● Task to carry out:
Retype all the records with nothing changed.

● Extracted data:
------------

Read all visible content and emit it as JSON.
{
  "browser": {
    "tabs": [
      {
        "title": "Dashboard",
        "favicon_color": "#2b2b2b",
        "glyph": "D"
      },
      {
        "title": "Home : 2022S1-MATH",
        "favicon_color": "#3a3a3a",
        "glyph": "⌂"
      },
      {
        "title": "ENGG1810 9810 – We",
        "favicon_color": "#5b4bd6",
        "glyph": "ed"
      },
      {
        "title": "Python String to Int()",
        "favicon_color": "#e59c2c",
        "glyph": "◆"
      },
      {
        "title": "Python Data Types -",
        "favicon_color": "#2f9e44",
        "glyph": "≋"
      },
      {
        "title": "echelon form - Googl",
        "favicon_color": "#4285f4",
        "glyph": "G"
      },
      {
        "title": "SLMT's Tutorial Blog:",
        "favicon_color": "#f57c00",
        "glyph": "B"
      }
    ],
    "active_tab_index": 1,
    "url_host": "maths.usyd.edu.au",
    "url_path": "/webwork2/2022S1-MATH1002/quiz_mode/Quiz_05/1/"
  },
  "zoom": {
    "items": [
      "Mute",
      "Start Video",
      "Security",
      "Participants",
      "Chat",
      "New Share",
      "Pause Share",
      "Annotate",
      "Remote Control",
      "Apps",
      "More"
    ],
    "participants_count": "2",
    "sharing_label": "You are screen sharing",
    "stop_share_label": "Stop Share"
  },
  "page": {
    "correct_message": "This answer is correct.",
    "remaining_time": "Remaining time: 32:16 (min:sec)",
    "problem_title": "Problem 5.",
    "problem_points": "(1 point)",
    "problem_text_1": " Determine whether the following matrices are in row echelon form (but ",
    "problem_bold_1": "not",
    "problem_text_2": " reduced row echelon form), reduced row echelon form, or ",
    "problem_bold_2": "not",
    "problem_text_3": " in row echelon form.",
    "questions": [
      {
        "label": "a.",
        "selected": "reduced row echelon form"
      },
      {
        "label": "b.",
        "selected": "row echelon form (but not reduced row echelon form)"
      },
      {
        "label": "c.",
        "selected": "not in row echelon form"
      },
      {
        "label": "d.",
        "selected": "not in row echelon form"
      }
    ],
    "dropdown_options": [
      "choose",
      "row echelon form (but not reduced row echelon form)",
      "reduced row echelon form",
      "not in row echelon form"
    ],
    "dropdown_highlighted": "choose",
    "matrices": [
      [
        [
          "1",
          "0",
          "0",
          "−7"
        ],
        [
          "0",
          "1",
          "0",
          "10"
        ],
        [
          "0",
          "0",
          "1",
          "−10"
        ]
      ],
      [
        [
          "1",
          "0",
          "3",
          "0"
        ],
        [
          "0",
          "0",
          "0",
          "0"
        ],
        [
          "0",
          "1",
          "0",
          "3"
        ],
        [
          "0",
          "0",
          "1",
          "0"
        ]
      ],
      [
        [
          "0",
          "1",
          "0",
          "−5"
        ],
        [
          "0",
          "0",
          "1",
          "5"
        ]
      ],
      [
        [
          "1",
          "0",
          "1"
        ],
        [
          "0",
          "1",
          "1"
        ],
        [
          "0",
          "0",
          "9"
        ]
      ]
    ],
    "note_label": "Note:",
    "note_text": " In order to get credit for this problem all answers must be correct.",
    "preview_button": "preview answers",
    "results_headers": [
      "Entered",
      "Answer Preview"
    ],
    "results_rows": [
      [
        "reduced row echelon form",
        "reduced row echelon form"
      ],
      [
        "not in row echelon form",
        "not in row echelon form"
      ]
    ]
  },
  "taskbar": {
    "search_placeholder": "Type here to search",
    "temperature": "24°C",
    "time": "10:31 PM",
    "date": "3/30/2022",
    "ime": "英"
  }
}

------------

● Output:
Read all visible content and emit it as JSON.
{
  "browser": {
    "tabs": [
      {
        "title": "Dashboard",
        "favicon_color": "#2b2b2b",
        "glyph": "D"
      },
      {
        "title": "Home : 2022S1-MATH",
        "favicon_color": "#3a3a3a",
        "glyph": "⌂"
      },
      {
        "title": "ENGG1810 9810 – We",
        "favicon_color": "#5b4bd6",
        "glyph": "ed"
      },
      {
        "title": "Python String to Int()",
        "favicon_color": "#e59c2c",
        "glyph": "◆"
      },
      {
        "title": "Python Data Types -",
        "favicon_color": "#2f9e44",
        "glyph": "≋"
      },
      {
        "title": "echelon form - Googl",
        "favicon_color": "#4285f4",
        "glyph": "G"
      },
      {
        "title": "SLMT's Tutorial Blog:",
        "favicon_color": "#f57c00",
        "glyph": "B"
      }
    ],
    "active_tab_index": 1,
    "url_host": "maths.usyd.edu.au",
    "url_path": "/webwork2/2022S1-MATH1002/quiz_mode/Quiz_05/1/"
  },
  "zoom": {
    "items": [
      "Mute",
      "Start Video",
      "Security",
      "Participants",
      "Chat",
      "New Share",
      "Pause Share",
      "Annotate",
      "Remote Control",
      "Apps",
      "More"
    ],
    "participants_count": "2",
    "sharing_label": "You are screen sharing",
    "stop_share_label": "Stop Share"
  },
  "page": {
    "correct_message": "This answer is correct.",
    "remaining_time": "Remaining time: 32:16 (min:sec)",
    "problem_title": "Problem 5.",
    "problem_points": "(1 point)",
    "problem_text_1": " Determine whether the following matrices are in row echelon form (but ",
    "problem_bold_1": "not",
    "problem_text_2": " reduced row echelon form), reduced row echelon form, or ",
    "problem_bold_2": "not",
    "problem_text_3": " in row echelon form.",
    "questions": [
      {
        "label": "a.",
        "selected": "reduced row echelon form"
      },
      {
        "label": "b.",
        "selected": "row echelon form (but not reduced row echelon form)"
      },
      {
        "label": "c.",
        "selected": "not in row echelon form"
      },
      {
        "label": "d.",
        "selected": "not in row echelon form"
      }
    ],
    "dropdown_options": [
      "choose",
      "row echelon form (but not reduced row echelon form)",
      "reduced row echelon form",
      "not in row echelon form"
    ],
    "dropdown_highlighted": "choose",
    "matrices": [
      [
        [
          "1",
          "0",
          "0",
          "−7"
        ],
        [
          "0",
          "1",
          "0",
          "10"
        ],
        [
          "0",
          "0",
          "1",
          "−10"
        ]
      ],
      [
        [
          "1",
          "0",
          "3",
          "0"
        ],
        [
          "0",
          "0",
          "0",
          "0"
        ],
        [
          "0",
          "1",
          "0",
          "3"
        ],
        [
          "0",
          "0",
          "1",
          "0"
        ]
      ],
      [
        [
          "0",
          "1",
          "0",
          "−5"
        ],
        [
          "0",
          "0",
          "1",
          "5"
        ]
      ],
      [
        [
          "1",
          "0",
          "1"
        ],
        [
          "0",
          "1",
          "1"
        ],
        [
          "0",
          "0",
          "9"
        ]
      ]
    ],
    "note_label": "Note:",
    "note_text": " In order to get credit for this problem all answers must be correct.",
    "preview_button": "preview answers",
    "results_headers": [
      "Entered",
      "Answer Preview"
    ],
    "results_rows": [
      [
        "reduced row echelon form",
        "reduced row echelon form"
      ],
      [
        "not in row echelon form",
        "not in row echelon form"
      ]
    ]
  },
  "taskbar": {
    "search_placeholder": "Type here to search",
    "temperature": "24°C",
    "time": "10:31 PM",
    "date": "3/30/2022",
    "ime": "英"
  }
}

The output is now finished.